The results were dramatic.

Steve felt much better, his desire to kill himself had gone.  He experienced a period of peace both during and after the ceremony, and found that the power of some of his nightmares had receded.

After this, he would come to me after his attendance at 'Combat Stress’, the charity that works with this disorder, and he became fascinated by 'the medicine’ and hungry for more knowledge.  We became firm friends, somehow bonded through trust and the sharing of the sweat lodge ceremony, which he found was very helpful to settle the energy and memories that the therapy he had undergone had brought up.

The Combat Stress therapists have found his recovery extraordinary, and Steve is now able to undertake group work and other activities which before were impossible for him.  He was more relaxed and less dangerous to work with.
Several years on and he is doing well, able to deal with himself and people in more positive ways.  He has regained access to his children who are now able to sleep over.

He still suffers from the PTSD, but he now feels able to live with himself and participate in the world, more at ease and peaceful.

The effect upon me was also dramatic, because during the process I had rediscovered the power of my medicine and a growing confidence and trust in my abilities as a healer.  I felt I no longer needed the support and backing of a teacher, and felt whole again and empowered in my work.

Working with Steve had been a healing for me too.  It had opened a path to my own heart knowing and intuition.  Spirit had given me a test and I had come through it wiser and more deeply connected with my Medicine and myself.  My knowledge was directly relevant to someone in great pain and suffering and, with the help of Grandmother Earth and Spirit, this suffering had been reduced and healed.

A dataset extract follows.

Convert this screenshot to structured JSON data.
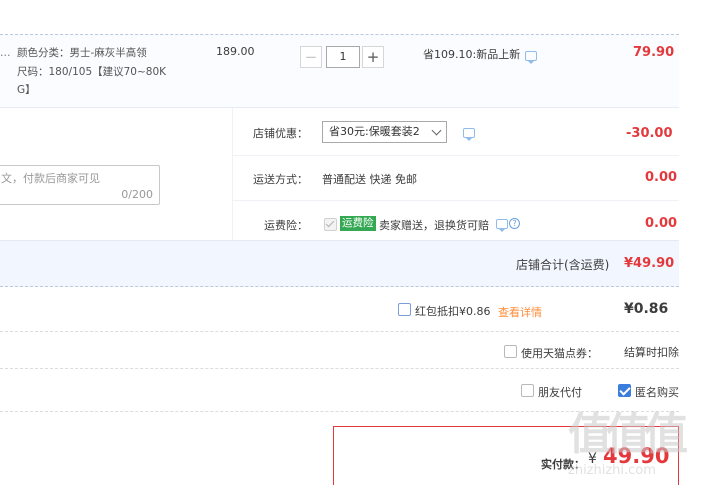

Since Steve, there has been another soldier and many other people with pain and trauma, as well as those with the usual everyday neuroses that is endemic in our culture.

I find that through talking and working with people I just seem to know what each needs and how best to be of service.  I have acquired over time a 'medicine bag' of tools and organic techniques that can empower and heal, and I use these with the support of the Earth and my own inner guidance.  I have been working to make what I have learned mine own.  I now teach again and run online courses in Medicine Wheel and shamanism, and my personal journey continues.

But it seems that the incidence of PTSD is increasing, or is at last being acknowledged for what it is.  I have, since my encounter, contemplated this and its effects upon all of us.  We live still in times of war, and the last century in particular was full of its reality and horror.

What I have come to realise is that as well as its legacy of death and mutilation, it also contaminates the minds and hearts of the survivors, often erupting as anger and violence effecting relationships, children and relatives in profoundly disturbing ways.

We may all, without conscious knowledge, be its victims.